### DIRECTIONS FOR THIS TASK
Repeat back every line of the data, exactly.

### DATA FOR THIS TASK
Start of Block

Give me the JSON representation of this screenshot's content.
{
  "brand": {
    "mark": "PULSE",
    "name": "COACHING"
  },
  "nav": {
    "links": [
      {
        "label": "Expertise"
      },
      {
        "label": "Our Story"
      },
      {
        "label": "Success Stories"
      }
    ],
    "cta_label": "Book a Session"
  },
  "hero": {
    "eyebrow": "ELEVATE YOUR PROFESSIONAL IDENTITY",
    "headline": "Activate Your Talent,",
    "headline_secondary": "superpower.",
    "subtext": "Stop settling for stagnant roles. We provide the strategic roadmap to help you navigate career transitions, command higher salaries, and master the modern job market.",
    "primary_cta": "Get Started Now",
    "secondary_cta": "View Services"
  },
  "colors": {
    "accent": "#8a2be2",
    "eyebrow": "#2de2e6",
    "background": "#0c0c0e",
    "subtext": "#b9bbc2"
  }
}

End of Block

### TASK OUTPUT
Give me the JSON representation of this screenshot's content.
{
  "brand": {
    "mark": "PULSE",
    "name": "COACHING"
  },
  "nav": {
    "links": [
      {
        "label": "Expertise"
      },
      {
        "label": "Our Story"
      },
      {
        "label": "Success Stories"
      }
    ],
    "cta_label": "Book a Session"
  },
  "hero": {
    "eyebrow": "ELEVATE YOUR PROFESSIONAL IDENTITY",
    "headline": "Activate Your Talent,",
    "headline_secondary": "superpower.",
    "subtext": "Stop settling for stagnant roles. We provide the strategic roadmap to help you navigate career transitions, command higher salaries, and master the modern job market.",
    "primary_cta": "Get Started Now",
    "secondary_cta": "View Services"
  },
  "colors": {
    "accent": "#8a2be2",
    "eyebrow": "#2de2e6",
    "background": "#0c0c0e",
    "subtext": "#b9bbc2"
  }
}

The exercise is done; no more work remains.